The word "screenshot" may appear in some lines of the data; copy every such line.

══ RECORDED INFORMATION ══

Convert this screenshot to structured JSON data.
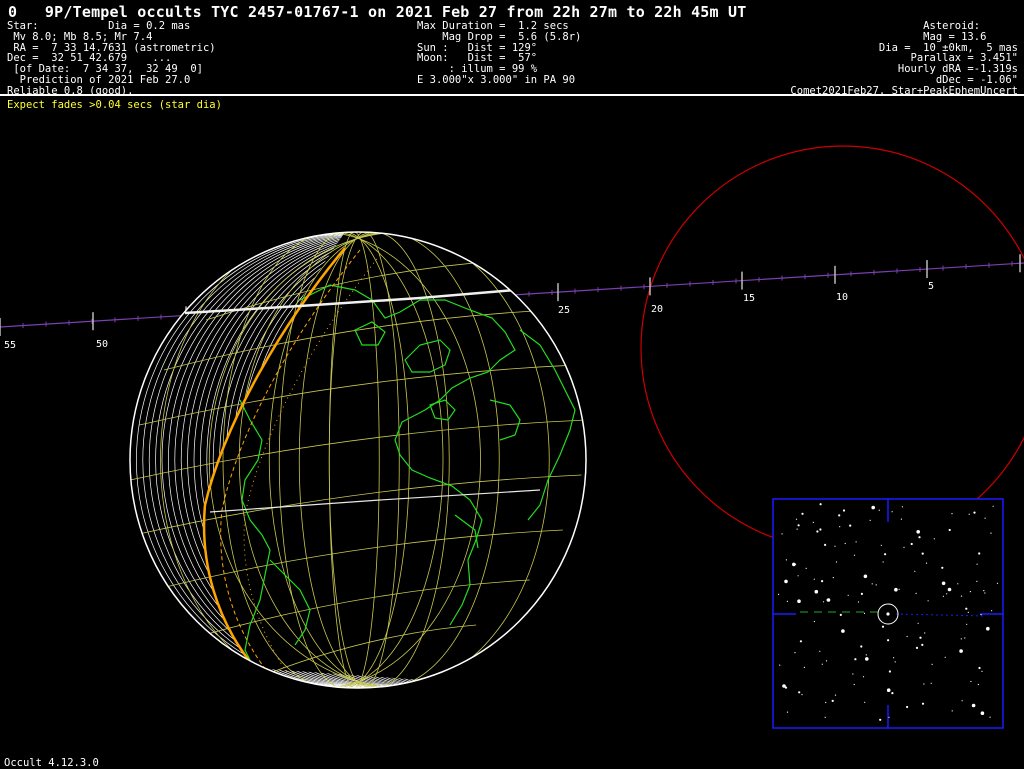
{
  "title": "0   9P/Tempel occults TYC 2457-01767-1 on 2021 Feb 27 from 22h 27m to 22h 45m UT",
  "header_left": [
    "Star:           Dia = 0.2 mas",
    " Mv 8.0; Mb 8.5; Mr 7.4",
    " RA =  7 33 14.7631 (astrometric)",
    "Dec =  32 51 42.679    ...",
    " [of Date:  7 34 37,  32 49  0]",
    "  Prediction of 2021 Feb 27.0",
    "Reliable 0.8 (good),"
  ],
  "header_mid": [
    "Max Duration =  1.2 secs",
    "    Mag Drop =  5.6 (5.8r)",
    "Sun :   Dist = 129°",
    "Moon:   Dist =  57°",
    "     : illum = 99 %",
    "E 3.000\"x 3.000\" in PA 90"
  ],
  "header_right": [
    "Asteroid:      ",
    "Mag = 13.6     ",
    "Dia =  10 ±0km,  5 mas",
    "Parallax = 3.451\"",
    "Hourly dRA =-1.319s",
    "dDec = -1.06\"",
    "Comet2021Feb27, Star+PeakEphemUncert"
  ],
  "fades_note": "Expect fades >0.04 secs (star dia)",
  "footer_version": "Occult 4.12.3.0",
  "path_tick_labels": [
    "55",
    "50",
    "25",
    "20",
    "15",
    "10",
    "5"
  ],
  "colors": {
    "background": "#000000",
    "text": "#ffffff",
    "note": "#ffff33",
    "coastline": "#22dd22",
    "graticule": "#c8c850",
    "shadow_edge": "#ffa500",
    "moon_circle": "#cc0000",
    "path_line": "#7a3fb0",
    "inset_frame": "#1a1aff"
  },
  "icons": {
    "earth": "globe-icon",
    "moon": "moon-circle-icon",
    "star_chart": "star-field-icon"
  }
}
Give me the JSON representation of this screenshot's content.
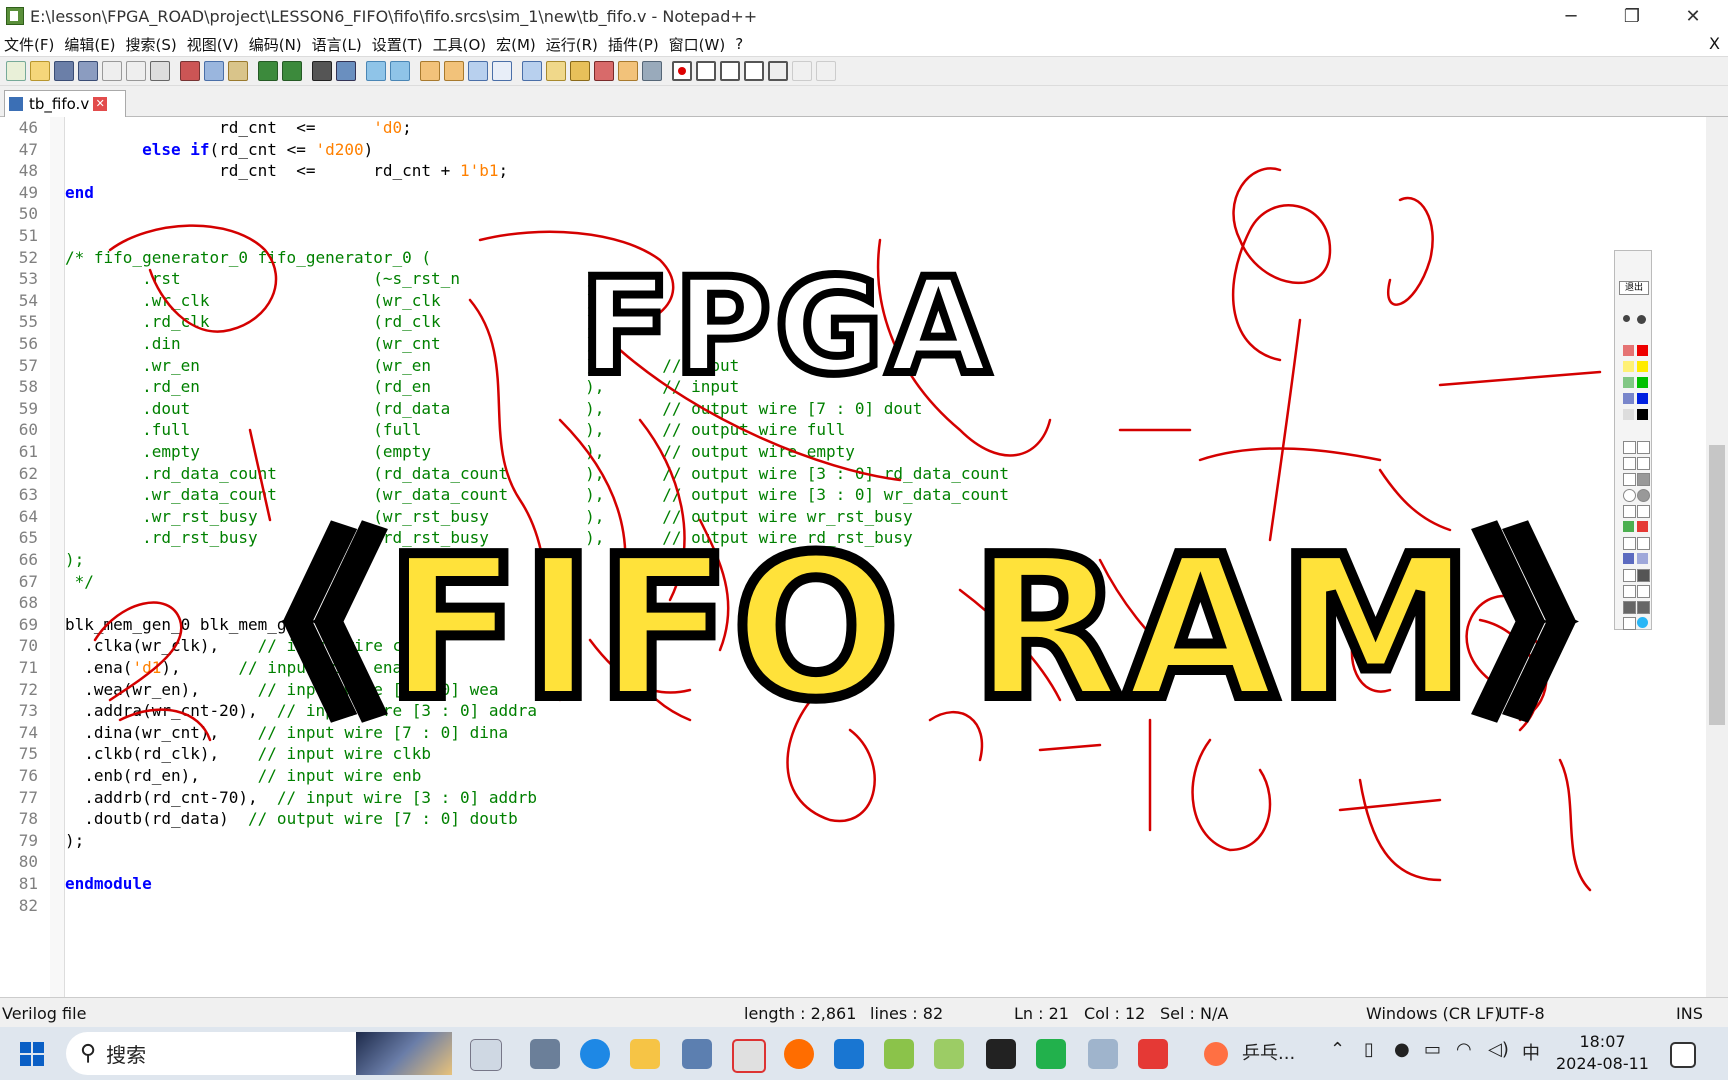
{
  "window": {
    "title": "E:\\lesson\\FPGA_ROAD\\project\\LESSON6_FIFO\\fifo\\fifo.srcs\\sim_1\\new\\tb_fifo.v - Notepad++",
    "minimize": "─",
    "restore": "❐",
    "close": "✕"
  },
  "menu": {
    "items": [
      "文件(F)",
      "编辑(E)",
      "搜索(S)",
      "视图(V)",
      "编码(N)",
      "语言(L)",
      "设置(T)",
      "工具(O)",
      "宏(M)",
      "运行(R)",
      "插件(P)",
      "窗口(W)",
      "?"
    ],
    "close_doc": "X"
  },
  "tab": {
    "label": "tb_fifo.v",
    "close": "✕"
  },
  "code": [
    {
      "n": "46",
      "t": "                rd_cnt  <=      'd0;"
    },
    {
      "n": "47",
      "t": "        else if(rd_cnt <= 'd200)"
    },
    {
      "n": "48",
      "t": "                rd_cnt  <=      rd_cnt + 1'b1;"
    },
    {
      "n": "49",
      "t": "end"
    },
    {
      "n": "50",
      "t": ""
    },
    {
      "n": "51",
      "t": ""
    },
    {
      "n": "52",
      "t": "/* fifo_generator_0 fifo_generator_0 ("
    },
    {
      "n": "53",
      "t": "        .rst                    (~s_rst_n             ),"
    },
    {
      "n": "54",
      "t": "        .wr_clk                 (wr_clk               ),"
    },
    {
      "n": "55",
      "t": "        .rd_clk                 (rd_clk               ),"
    },
    {
      "n": "56",
      "t": "        .din                    (wr_cnt               ),"
    },
    {
      "n": "57",
      "t": "        .wr_en                  (wr_en                ),      // input"
    },
    {
      "n": "58",
      "t": "        .rd_en                  (rd_en                ),      // input"
    },
    {
      "n": "59",
      "t": "        .dout                   (rd_data              ),      // output wire [7 : 0] dout"
    },
    {
      "n": "60",
      "t": "        .full                   (full                 ),      // output wire full"
    },
    {
      "n": "61",
      "t": "        .empty                  (empty                ),      // output wire empty"
    },
    {
      "n": "62",
      "t": "        .rd_data_count          (rd_data_count        ),      // output wire [3 : 0] rd_data_count"
    },
    {
      "n": "63",
      "t": "        .wr_data_count          (wr_data_count        ),      // output wire [3 : 0] wr_data_count"
    },
    {
      "n": "64",
      "t": "        .wr_rst_busy            (wr_rst_busy          ),      // output wire wr_rst_busy"
    },
    {
      "n": "65",
      "t": "        .rd_rst_busy            (rd_rst_busy          ),      // output wire rd_rst_busy"
    },
    {
      "n": "66",
      "t": ");"
    },
    {
      "n": "67",
      "t": " */"
    },
    {
      "n": "68",
      "t": ""
    },
    {
      "n": "69",
      "t": "blk_mem_gen_0 blk_mem_gen_0 ("
    },
    {
      "n": "70",
      "t": "  .clka(wr_clk),    // input wire clka"
    },
    {
      "n": "71",
      "t": "  .ena('d1),      // input wire ena"
    },
    {
      "n": "72",
      "t": "  .wea(wr_en),      // input wire [0 : 0] wea"
    },
    {
      "n": "73",
      "t": "  .addra(wr_cnt-20),  // input wire [3 : 0] addra"
    },
    {
      "n": "74",
      "t": "  .dina(wr_cnt),    // input wire [7 : 0] dina"
    },
    {
      "n": "75",
      "t": "  .clkb(rd_clk),    // input wire clkb"
    },
    {
      "n": "76",
      "t": "  .enb(rd_en),      // input wire enb"
    },
    {
      "n": "77",
      "t": "  .addrb(rd_cnt-70),  // input wire [3 : 0] addrb"
    },
    {
      "n": "78",
      "t": "  .doutb(rd_data)  // output wire [7 : 0] doutb"
    },
    {
      "n": "79",
      "t": ");"
    },
    {
      "n": "80",
      "t": ""
    },
    {
      "n": "81",
      "t": "endmodule"
    },
    {
      "n": "82",
      "t": ""
    }
  ],
  "status": {
    "filetype": "Verilog file",
    "length": "length : 2,861",
    "lines": "lines : 82",
    "ln": "Ln : 21",
    "col": "Col : 12",
    "sel": "Sel : N/A",
    "eol": "Windows (CR LF)",
    "enc": "UTF-8",
    "mode": "INS"
  },
  "overlay": {
    "line1": "FPGA",
    "line2": "《FIFO RAM》"
  },
  "palette": {
    "exit": "退出"
  },
  "taskbar": {
    "search": "搜索",
    "pingpong": "乒乓...",
    "ime": "中",
    "time": "18:07",
    "date": "2024-08-11"
  },
  "colors": {
    "ink": "#d40000",
    "keyword": "#0000ff",
    "number": "#ff8000",
    "comment": "#008000",
    "overlay_fill": "#ffe23a"
  }
}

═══

EXERCISE SOLUTION
Convert this screenshot to structured JSON data.
Give me the JSON representation of this screenshot's content.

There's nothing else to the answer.